When it comes to caring for those with advanced dementia, changing to a person-centered approach that focuses on resident comfort can be difficult for entrenched professional caregivers and family members. Skilled nursing facilities and their staff members—and, most importantly, residents and their families—can reap satisfaction and many other rewards from doing so, however.
That’s been the experience of Tena Alonzo, and she shared the knowledge she has gained as executive vice president for education and research at the Beatitudes Campus, a non-profit continuing care retirement community in Phoenix, in a presentation at a Sept. 8 Institute of Medicine (IOM) workshop in Washington, DC, that brought together dementia experts, federal agency staff members and others to discuss innovative care practices. Alonzo discussed Comfort Matters (formerly Comfort First), an initiative for those with Alzheimer’s disease and other dementias that Beatitudes started developing in 1998. Alonzo directs the program at Beatitudes, and use of the model has since spread throughout the United States and to other countries, although widespread implementation challenges remain.
Comfort Matters, Alonzo said, starts with the beliefs that comfort benefits people with dementia, that those with dementia are experts on their own personal comfort, that people with dementia communicate comfort and discomfort through their actions, that everyone who has dementia can be comfortable, and that the goal of comfort should not be reserved for end-of-life circumstances. The model allows residents to sleep as they wish; to eat what they enjoy when they want to eat, regardless of dietary concerns; to perform activities of daily living on their own terms; and to be engaged as they like.
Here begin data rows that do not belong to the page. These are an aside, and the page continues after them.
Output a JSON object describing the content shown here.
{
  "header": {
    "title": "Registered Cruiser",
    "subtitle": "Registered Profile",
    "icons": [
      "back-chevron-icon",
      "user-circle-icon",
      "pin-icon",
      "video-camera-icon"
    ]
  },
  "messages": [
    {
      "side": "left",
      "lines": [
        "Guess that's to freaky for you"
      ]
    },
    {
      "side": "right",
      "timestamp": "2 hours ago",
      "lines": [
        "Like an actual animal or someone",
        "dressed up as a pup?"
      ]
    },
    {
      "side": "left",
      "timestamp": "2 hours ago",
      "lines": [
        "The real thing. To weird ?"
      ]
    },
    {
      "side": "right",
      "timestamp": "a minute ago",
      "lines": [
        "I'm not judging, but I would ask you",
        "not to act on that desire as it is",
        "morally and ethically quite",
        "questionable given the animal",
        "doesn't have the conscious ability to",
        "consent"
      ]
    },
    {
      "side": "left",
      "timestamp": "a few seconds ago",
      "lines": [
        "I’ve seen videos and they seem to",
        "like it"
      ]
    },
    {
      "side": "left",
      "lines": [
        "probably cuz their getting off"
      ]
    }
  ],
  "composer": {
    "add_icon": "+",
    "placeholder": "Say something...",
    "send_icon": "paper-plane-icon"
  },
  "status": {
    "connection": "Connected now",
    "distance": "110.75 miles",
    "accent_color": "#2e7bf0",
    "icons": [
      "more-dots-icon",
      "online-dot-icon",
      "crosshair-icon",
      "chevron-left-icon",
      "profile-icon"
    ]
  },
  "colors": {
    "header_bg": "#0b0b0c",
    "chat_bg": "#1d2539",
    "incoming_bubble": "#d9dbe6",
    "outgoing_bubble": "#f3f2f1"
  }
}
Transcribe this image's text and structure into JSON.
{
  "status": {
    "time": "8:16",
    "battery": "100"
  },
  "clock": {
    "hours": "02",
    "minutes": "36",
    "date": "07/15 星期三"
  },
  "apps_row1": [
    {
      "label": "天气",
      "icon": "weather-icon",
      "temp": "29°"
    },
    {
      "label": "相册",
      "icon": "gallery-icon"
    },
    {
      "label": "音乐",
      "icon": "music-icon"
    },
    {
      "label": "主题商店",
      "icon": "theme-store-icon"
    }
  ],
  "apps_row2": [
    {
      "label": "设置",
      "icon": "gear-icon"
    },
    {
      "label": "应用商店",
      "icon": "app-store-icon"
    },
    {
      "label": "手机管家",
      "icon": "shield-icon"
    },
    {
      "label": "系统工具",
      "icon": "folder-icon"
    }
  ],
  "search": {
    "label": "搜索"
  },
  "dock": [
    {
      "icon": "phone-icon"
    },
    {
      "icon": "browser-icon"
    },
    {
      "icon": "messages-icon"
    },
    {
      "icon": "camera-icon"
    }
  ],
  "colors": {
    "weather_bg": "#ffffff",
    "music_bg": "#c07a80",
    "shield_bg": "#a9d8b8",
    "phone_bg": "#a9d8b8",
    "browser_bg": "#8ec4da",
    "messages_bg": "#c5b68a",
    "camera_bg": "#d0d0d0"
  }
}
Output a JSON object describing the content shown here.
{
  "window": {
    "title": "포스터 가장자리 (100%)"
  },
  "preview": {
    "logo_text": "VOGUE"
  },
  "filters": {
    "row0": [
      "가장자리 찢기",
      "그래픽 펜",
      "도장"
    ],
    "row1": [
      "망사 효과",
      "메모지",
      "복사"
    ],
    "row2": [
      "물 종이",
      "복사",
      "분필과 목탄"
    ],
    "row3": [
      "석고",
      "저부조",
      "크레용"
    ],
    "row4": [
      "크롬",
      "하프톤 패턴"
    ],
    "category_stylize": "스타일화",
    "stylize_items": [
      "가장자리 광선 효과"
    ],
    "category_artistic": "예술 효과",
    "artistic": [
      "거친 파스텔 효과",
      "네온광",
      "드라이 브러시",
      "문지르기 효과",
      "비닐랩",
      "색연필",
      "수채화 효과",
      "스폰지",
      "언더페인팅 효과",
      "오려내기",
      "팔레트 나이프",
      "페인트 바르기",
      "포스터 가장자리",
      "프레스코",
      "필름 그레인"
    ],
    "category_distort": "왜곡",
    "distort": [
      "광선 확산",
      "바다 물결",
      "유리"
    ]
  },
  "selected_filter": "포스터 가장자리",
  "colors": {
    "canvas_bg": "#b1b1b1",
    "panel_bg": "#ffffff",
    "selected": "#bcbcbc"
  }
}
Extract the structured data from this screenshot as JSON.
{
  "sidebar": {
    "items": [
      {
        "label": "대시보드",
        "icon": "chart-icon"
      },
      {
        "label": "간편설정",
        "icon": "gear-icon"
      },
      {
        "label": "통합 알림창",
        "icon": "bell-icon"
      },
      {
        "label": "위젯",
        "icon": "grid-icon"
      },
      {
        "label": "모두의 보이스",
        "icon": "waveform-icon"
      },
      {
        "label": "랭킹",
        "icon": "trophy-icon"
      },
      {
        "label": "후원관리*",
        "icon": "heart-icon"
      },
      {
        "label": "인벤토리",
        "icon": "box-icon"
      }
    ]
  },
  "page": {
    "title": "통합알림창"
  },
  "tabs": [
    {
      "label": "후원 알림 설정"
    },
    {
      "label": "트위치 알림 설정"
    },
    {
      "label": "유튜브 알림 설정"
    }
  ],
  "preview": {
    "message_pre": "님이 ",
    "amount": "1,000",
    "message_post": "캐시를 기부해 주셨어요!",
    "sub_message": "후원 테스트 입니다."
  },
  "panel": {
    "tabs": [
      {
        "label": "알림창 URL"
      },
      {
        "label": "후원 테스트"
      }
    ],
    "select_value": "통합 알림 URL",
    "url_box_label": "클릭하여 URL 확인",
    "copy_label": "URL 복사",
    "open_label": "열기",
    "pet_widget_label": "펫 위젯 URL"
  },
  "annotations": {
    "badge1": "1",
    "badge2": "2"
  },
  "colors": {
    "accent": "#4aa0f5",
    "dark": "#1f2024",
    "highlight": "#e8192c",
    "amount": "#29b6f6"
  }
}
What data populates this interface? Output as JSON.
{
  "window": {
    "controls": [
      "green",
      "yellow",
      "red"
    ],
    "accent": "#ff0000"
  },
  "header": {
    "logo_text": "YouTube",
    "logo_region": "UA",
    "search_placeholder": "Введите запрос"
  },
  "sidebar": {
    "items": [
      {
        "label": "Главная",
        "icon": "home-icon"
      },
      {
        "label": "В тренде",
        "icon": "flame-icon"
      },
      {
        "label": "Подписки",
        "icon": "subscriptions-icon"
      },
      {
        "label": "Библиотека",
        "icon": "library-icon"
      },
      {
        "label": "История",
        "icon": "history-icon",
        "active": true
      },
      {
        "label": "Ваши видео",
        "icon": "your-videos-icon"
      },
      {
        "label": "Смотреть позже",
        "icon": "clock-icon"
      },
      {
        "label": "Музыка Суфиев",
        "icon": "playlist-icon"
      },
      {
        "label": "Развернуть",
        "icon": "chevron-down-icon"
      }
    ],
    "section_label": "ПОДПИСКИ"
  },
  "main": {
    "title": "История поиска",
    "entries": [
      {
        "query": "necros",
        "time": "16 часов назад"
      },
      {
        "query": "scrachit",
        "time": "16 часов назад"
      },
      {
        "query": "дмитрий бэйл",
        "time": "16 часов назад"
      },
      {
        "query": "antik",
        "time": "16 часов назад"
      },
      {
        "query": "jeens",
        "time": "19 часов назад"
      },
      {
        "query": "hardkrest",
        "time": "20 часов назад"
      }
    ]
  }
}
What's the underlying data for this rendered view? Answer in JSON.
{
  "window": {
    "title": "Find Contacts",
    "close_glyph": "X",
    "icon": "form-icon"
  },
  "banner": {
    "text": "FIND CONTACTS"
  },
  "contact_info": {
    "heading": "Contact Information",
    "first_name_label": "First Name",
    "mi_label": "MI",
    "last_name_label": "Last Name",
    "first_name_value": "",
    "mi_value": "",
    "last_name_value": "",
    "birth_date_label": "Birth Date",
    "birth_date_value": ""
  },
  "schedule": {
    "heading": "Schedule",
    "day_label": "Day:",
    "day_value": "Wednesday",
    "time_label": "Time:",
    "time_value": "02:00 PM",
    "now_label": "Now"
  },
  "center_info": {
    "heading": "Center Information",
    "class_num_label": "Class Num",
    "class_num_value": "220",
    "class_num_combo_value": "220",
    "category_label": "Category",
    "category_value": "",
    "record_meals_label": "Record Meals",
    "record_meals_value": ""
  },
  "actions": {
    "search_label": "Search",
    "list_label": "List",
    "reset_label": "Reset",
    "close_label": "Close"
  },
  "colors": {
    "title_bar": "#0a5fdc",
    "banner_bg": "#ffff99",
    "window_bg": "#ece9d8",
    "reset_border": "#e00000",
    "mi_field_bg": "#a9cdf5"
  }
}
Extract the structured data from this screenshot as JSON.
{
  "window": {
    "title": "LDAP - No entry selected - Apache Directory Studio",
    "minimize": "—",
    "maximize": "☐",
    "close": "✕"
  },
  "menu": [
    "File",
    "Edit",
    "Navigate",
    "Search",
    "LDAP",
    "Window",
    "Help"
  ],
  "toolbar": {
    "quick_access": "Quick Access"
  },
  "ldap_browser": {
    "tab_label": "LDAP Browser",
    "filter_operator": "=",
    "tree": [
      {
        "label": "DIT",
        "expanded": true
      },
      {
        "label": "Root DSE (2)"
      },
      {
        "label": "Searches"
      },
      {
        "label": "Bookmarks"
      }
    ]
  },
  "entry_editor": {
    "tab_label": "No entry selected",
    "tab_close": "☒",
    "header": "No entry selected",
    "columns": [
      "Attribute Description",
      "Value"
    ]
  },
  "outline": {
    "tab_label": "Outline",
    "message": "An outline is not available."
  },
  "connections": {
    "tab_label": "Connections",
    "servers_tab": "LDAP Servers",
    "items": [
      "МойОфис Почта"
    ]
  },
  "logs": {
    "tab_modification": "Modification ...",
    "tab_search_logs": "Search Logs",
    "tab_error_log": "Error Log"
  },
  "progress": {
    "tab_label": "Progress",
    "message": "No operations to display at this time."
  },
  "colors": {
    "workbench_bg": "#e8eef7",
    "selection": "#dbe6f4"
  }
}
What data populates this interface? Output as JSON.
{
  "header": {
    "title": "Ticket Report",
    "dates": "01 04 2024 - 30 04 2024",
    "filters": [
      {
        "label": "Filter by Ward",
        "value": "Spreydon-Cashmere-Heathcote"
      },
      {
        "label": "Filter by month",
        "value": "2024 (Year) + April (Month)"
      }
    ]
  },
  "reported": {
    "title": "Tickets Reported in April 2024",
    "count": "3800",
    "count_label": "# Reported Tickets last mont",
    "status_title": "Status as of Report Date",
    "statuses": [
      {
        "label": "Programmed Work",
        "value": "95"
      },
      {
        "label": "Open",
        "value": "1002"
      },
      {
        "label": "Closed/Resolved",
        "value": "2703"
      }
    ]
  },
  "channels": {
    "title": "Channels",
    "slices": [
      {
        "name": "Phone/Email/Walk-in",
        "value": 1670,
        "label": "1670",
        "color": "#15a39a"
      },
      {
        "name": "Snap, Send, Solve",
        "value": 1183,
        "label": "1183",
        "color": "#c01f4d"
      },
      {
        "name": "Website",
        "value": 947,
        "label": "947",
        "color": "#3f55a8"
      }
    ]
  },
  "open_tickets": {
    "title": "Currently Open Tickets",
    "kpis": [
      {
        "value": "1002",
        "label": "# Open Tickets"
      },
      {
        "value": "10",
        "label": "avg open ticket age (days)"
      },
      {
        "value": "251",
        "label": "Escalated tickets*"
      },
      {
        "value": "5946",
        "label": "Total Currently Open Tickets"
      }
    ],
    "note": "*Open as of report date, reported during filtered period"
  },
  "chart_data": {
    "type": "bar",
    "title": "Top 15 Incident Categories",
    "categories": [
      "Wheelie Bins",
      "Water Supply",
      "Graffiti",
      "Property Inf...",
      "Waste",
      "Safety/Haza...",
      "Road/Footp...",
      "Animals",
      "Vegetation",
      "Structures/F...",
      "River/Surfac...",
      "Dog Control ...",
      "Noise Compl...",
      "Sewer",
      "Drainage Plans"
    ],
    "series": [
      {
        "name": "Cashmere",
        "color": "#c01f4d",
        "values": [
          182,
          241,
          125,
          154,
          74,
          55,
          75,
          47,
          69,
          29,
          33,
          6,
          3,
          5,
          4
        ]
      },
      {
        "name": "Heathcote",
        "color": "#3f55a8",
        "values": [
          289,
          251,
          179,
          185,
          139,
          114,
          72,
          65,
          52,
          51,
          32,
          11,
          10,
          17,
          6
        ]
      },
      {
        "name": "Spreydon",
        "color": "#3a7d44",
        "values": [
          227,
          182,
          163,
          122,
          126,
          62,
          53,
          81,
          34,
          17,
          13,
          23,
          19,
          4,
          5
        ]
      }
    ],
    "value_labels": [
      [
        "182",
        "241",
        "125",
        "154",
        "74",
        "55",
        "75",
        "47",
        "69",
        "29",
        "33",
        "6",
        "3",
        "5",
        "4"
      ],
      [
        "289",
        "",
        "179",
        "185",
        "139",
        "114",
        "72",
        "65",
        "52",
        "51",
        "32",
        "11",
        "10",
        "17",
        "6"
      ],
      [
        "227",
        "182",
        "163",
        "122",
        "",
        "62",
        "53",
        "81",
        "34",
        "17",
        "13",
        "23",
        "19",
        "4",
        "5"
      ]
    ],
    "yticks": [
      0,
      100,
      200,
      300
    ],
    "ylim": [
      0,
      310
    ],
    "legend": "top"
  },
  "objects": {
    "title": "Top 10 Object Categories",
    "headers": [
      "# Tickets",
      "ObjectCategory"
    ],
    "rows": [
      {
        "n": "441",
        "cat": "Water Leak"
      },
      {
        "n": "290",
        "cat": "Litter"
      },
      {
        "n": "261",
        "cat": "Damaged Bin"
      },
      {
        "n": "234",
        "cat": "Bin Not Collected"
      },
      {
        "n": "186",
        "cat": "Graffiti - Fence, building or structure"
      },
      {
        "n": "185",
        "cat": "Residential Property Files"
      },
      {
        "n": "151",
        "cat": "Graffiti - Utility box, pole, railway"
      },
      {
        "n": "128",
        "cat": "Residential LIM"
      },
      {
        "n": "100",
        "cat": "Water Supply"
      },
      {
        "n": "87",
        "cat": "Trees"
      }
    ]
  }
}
The model, she added, “recogniz[es] that this is a terminal condition, and of course this is a time when you really should enjoy whatever piece of life gives you pleasure.”
Beatitudes tested Comfort Matters in its Vermilion Cliffs area, a secure neighborhood for those with advanced dementia located in its center for skilled nursing, rehabilitation and post-acute care. The backbone of the approach is “deceptively simple,” Alonzo said: “We must anticipate needs; we need to know who the person is; we need to practice person-directedness, which means we need to listen as they respond to us in whatever way that they can, to identify whether or not something suits them; and we must do it within the framework of an empowered team that can, at the moment, change direction and do something different to create comfort for any particular individual.”
Those empowered teams are key to changing a community’s culture to one that embraces a “comfort as primary goal” philosophy, she added. Such interdisciplinary teams, led by a nurse and a social worker, can meet weekly to discuss what needs to be modified and how to do so. Policies and procedures related to activities, bathing, bowel and bladder management, call light use, comfort care, dining, dressing and grooming, healthcare decisions, mobility and safety, pain management and self-protectedness/rejection of care should support individuality, capitalize on residents’ strengths and minimize their challenges, Alonzo said.
The process, she notes, is based on quality assurance and performance improvement (QAPI). Comfort Matters has identified about 120 competencies to help staff members operationalize the approach, some of which apply to several disciplines of the interdisciplinary team. Collectively, the competencies affect every role in the nursing home—for instance, physicians and those working in the housekeeping, maintenance and dietary areas—not just nursing staff and aides.
“We have to help staff understand that comfort does not just matter at the end of life. It matters all the time and in everything, from how we would help someone rise in the morning to how we help them go to bed at night,” Alonzo said.
She detailed “impactful” improvements in quality of life for residents and their families, quality of work life for staff members and financial benefits for the Beatitudes Campus stemming from the implementation of Comfort Matters. Specifically, she said, the focus on mind, body and spirit rather than just medical needs now means that physical restraints, therapeutic diets and supplements no longer are used; antipsychotic and anxiolytic medication use is minimal (see chart, “Medication Use Rates, August 2014,” by clicking on photo, upper left); weight loss among residents is rare; and residents do not exhibit sundown symptoms and are less likely to resist care. (See table, “Beatitudes Campus – Evolution of Care Models,” here or by clicking on photo, upper left.)
Additional program outcomes: